Iraqi Vice President Tariq al-Hashimi, shown in July, said this month that he was quitting the Iraqi Islamic Party and forming a new party. After many Sunni groups made peace with Mr. Maliki’s government, Sunni politicians looked forward to January’s election as a way to ratchet up their political standing. Those hopes are now threatened by disunity. Several prominent politicians have recently left the biggest Sunni Arab political grouping, the Iraqi Islamic Party, or the IIP. After IIP losses to upstart rival Sunni groups in January elections, many bloc members said their political chances would improve outside the group. The IIP is the largest bloc in an umbrella Sunni alliance known as the Iraq Accord Front, the third-largest bloc in parliament behind a Shia coalition and a Kurdish alliance. Defections could hurt the slate as it positions itself as the main voice for the Sunni vote. It could also weaken Sunni unity and resolve in hostile disputes with Kurdish officials in Iraq’s north. Sunnis who are worried about being underrepresented in Iraqi politics have been the biggest proponents of a strong federal government in Baghdad, to check any Shiite and Kurdish encroachment. Kurds, however, have pushed forcefully for more sovereignty in the semi-independent northern enclave. Kurds have also squabbled with Sunnis over disputed land, including the oil-rich northern capital, Kirkuk. “The Kurdish bloc is a coherent one because it shares the common goals of making Kirkuk a part of Kurdistan and other nationalistic issues,” said political analyst Watheq Abdul Qadir. “That unity can hurt the Sunnis because they are not coming together as one.” This month, Iraqi Vice President Tariq al-Hashimi said he would leave the IIP to form a new political party, called the Renewal List. Mr. Hashimi has said his new party strives to rise above sectarian and ethnic divisions that have defined Iraqi politics for the last several years. He hasn’t named others who will join him in the new party, but he said it will be made up of tribal leaders and academics, among others.

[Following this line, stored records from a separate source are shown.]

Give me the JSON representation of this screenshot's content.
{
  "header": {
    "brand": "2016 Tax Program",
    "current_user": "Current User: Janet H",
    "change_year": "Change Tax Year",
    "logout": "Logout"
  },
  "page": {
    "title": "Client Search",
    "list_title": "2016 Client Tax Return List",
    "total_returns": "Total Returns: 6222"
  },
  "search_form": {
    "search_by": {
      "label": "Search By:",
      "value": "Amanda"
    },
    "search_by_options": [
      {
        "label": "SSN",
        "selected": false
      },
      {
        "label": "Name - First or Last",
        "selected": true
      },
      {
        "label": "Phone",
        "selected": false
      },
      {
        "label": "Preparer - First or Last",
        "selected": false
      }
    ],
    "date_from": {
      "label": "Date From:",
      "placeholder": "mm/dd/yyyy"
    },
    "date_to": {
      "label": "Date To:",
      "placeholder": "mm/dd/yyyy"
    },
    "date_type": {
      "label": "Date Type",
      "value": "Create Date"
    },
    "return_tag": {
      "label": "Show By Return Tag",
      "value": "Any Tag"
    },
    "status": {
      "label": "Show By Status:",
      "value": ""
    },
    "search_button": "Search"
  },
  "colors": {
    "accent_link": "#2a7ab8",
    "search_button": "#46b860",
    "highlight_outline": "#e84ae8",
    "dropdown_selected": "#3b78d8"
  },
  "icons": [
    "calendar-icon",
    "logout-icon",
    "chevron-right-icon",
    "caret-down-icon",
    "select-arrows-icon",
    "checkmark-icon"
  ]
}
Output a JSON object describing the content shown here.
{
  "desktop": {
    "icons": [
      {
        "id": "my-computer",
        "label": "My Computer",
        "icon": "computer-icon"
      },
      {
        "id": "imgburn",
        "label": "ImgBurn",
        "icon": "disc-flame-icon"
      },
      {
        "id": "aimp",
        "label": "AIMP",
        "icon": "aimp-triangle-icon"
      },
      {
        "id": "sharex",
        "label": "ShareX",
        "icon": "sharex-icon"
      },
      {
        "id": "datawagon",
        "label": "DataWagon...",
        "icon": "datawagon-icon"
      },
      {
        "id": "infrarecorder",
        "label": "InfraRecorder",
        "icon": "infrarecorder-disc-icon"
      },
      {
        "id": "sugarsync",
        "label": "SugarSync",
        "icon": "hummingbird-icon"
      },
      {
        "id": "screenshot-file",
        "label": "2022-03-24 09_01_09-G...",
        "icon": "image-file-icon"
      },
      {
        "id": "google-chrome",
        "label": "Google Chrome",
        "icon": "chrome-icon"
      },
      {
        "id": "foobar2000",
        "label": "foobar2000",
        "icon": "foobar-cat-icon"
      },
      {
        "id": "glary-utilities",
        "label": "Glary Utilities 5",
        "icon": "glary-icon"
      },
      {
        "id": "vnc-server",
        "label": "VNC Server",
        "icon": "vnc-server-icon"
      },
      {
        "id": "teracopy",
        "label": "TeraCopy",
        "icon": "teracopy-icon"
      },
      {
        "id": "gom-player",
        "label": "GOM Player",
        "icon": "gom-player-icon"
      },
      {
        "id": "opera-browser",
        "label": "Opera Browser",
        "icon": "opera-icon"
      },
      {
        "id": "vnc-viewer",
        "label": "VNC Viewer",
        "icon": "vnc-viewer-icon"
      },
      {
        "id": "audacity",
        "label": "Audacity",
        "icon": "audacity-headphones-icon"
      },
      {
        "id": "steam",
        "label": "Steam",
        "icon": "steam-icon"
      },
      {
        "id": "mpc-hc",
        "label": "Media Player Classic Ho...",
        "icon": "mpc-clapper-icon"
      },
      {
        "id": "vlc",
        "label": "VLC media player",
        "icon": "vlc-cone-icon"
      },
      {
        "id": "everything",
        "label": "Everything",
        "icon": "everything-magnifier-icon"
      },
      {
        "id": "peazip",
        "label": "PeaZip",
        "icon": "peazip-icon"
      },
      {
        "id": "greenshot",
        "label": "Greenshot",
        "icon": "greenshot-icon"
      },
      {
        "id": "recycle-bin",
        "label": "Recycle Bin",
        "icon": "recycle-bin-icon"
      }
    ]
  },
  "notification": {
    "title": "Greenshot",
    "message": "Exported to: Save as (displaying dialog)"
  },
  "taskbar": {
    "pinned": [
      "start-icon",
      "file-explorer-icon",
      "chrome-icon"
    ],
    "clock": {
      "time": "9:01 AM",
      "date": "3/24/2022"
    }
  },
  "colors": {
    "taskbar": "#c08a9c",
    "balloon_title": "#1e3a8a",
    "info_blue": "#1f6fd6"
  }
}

A post in May of this year reported that Osama al-Tikriti, the father of U.K Muslim Brotherhood leader Anas al-Tikriti, was elected as the new secretary general of the IIP.
The IIP is strongly tied to the global Muslim Brotherhood. According to a profile posted on globalsecurity.org:

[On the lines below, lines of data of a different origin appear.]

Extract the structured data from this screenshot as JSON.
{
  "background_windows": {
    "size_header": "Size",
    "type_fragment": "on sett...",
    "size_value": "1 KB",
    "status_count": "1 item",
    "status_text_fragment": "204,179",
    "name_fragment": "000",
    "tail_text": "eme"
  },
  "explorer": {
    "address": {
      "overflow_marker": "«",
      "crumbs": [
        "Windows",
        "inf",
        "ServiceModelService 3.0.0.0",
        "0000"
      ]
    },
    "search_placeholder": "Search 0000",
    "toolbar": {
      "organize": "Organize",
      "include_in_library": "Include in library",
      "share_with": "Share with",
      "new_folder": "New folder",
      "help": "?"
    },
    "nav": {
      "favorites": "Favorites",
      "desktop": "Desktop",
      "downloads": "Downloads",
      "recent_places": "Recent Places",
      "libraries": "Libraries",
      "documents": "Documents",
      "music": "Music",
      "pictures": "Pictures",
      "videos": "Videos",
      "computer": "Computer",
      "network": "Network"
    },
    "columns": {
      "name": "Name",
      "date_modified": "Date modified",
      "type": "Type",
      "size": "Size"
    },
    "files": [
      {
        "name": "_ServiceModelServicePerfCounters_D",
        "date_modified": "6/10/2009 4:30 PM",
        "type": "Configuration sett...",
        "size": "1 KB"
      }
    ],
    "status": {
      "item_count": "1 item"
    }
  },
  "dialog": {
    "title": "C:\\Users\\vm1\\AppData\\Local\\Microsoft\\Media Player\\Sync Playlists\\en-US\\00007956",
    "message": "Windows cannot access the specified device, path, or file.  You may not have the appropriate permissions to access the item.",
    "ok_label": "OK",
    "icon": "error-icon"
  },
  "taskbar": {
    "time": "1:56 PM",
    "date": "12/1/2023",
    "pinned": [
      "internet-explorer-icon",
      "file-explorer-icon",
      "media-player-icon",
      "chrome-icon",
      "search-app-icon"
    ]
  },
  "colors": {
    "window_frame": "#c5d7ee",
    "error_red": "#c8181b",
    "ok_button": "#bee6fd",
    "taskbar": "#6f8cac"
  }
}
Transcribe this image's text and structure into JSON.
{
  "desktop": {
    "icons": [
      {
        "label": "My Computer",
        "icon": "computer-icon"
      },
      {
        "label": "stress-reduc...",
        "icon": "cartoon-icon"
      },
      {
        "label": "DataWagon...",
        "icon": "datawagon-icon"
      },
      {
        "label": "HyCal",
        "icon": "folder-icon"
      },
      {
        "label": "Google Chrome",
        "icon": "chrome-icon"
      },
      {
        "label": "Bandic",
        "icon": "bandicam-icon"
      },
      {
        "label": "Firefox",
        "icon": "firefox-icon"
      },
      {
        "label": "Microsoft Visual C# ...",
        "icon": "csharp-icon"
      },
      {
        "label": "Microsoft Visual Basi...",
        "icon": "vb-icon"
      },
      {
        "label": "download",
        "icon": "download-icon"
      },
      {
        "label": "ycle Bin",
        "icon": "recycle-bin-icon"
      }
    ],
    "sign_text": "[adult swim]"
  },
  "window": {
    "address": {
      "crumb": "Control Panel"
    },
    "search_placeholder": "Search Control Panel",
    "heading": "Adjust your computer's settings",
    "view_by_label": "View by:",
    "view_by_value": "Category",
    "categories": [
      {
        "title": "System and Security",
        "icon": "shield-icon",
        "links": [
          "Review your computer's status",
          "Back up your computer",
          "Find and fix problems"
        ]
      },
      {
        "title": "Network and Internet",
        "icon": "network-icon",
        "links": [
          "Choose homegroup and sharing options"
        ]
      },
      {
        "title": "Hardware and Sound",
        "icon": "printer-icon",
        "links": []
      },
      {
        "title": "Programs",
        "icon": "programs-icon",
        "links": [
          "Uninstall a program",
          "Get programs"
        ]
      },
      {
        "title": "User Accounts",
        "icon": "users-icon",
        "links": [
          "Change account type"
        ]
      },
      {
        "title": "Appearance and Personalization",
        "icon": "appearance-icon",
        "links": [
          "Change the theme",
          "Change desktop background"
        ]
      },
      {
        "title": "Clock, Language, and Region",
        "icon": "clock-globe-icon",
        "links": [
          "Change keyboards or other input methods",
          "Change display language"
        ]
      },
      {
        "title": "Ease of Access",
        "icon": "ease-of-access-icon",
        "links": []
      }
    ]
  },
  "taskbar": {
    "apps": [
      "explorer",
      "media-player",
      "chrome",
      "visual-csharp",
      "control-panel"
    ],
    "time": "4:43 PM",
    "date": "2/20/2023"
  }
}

The Iraqi Islamic Party (IIP), established in 1960, is the major Sunni political organization in the country …The party was suppressed during the regime of former President Saddam Hussein. Many of its members were forced to flee the country. The party returned to public life after coalition forces occupied Iraq. The IIP seeks to preserve the leading role Sunnis have had in running the country starting with the establishment of the modern Iraqi state in the beginning of the 20th century. The Iraqi Islamic Party was formed as an Iraqi Muslim Brotherhood organization, and conducted underground work during the Baathist period. Thee party does not considers itself a branch of the Muslim Brotherhood Group, established in Egypt in 1994, nor a political front for it in Iraq. The Iraqi Islamic Party acknowledges strong ties to the Egyptian Muslim Brotherhood through political and intellectual alliances.